Interwar Military: The Czechoslovak Armed Forces were established after independence in 1918, modernizing and reforming military structures and capabilities.

World War II:

Occupation and Resistance: Czechoslovakia was occupied by Nazi Germany in 1939. Czech forces and resistance movements played significant roles in covert operations and resistance efforts, notably the assassination of Reinhard Heydrich.

Communist Era:

Warsaw Pact: After World War II, Czechoslovakia fell under communist rule and aligned with the Soviet Union in the Warsaw Pact. The military focused on Soviet-style organization and doctrine.

Velvet Revolution and Modern Era:

Velvet Revolution (1989): Czechoslovakia transitioned to democracy, leading to the dissolution of the Warsaw Pact and reforms in the military.

Separation and Czech Republic: In 1993, Czechoslovakia peacefully split into the Czech Republic and Slovakia.
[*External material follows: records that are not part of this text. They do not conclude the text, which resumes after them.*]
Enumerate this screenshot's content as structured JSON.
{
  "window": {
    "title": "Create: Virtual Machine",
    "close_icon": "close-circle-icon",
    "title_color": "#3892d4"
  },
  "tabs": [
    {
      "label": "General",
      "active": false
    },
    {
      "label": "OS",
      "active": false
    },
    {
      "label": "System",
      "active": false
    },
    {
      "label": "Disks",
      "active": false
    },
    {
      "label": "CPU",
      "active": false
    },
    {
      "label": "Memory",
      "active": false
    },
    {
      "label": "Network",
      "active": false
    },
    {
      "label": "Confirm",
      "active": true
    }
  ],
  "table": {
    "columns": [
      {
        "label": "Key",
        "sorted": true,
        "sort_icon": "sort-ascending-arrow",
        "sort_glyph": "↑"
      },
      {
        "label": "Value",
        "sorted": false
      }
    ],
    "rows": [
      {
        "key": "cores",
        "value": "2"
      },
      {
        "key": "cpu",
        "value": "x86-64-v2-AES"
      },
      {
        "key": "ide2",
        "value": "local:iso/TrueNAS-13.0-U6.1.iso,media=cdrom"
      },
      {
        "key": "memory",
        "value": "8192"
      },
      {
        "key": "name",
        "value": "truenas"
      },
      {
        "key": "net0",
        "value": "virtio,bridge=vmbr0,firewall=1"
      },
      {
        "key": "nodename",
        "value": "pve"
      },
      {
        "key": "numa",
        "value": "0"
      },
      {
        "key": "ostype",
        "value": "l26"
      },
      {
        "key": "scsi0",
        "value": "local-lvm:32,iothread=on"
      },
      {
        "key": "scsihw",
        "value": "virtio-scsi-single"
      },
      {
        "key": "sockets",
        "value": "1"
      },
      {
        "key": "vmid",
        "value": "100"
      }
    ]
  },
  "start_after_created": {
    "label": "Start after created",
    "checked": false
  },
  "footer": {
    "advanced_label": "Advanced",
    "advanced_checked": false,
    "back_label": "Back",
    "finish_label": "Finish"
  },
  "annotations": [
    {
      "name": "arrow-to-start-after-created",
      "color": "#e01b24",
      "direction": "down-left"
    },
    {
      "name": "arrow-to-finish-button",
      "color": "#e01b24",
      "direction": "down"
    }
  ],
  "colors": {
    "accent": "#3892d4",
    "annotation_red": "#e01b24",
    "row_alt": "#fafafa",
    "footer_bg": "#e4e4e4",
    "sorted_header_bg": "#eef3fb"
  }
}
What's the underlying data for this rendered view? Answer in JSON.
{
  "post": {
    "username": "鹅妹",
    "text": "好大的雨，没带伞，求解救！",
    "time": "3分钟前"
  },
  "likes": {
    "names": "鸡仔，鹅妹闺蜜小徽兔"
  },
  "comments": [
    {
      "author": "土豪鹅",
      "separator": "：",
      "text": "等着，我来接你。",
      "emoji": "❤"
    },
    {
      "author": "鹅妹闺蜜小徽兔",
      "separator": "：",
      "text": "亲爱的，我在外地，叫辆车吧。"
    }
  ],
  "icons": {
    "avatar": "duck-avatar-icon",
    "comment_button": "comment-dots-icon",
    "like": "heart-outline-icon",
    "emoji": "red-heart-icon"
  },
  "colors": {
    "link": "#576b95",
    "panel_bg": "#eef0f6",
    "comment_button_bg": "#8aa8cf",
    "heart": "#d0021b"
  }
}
The Czech Republic established its own armed forces, focusing on NATO integration and defense cooperation.

Modern Czech Armed Forces:

Structure and Operations: The Czech Armed Forces include the Army, Air Force, and specialized units. They participate in NATO missions, international peacekeeping, and disaster relief operations.

NATO and EU Membership: The Czech Republic joined NATO in 1999 and the European Union in 2004, contributing to collective defense and European security initiatives.

Czech military history reflects a journey from feudal armies and resistance movements to modern armed forces, shaped by independence struggles, geopolitical shifts, and integration into European and transatlantic security frameworks. The Czech Armed Forces continue to evolve in response to contemporary security challenges while maintaining a commitment to national defense and international cooperation.